# WHAT TO PRODUCE
Each entry here is to be restated word for word.

Records contained in a dataset:
+===+
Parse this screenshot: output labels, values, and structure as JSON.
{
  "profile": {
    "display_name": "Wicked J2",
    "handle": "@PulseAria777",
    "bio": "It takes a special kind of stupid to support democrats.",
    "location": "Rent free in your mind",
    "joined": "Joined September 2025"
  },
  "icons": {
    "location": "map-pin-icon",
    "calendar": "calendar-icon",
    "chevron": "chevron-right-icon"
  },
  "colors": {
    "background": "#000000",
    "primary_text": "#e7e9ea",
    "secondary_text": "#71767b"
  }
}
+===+
# SOLVED EXERCISE
Parse this screenshot: output labels, values, and structure as JSON.
{
  "profile": {
    "display_name": "Wicked J2",
    "handle": "@PulseAria777",
    "bio": "It takes a special kind of stupid to support democrats.",
    "location": "Rent free in your mind",
    "joined": "Joined September 2025"
  },
  "icons": {
    "location": "map-pin-icon",
    "calendar": "calendar-icon",
    "chevron": "chevron-right-icon"
  },
  "colors": {
    "background": "#000000",
    "primary_text": "#e7e9ea",
    "secondary_text": "#71767b"
  }
}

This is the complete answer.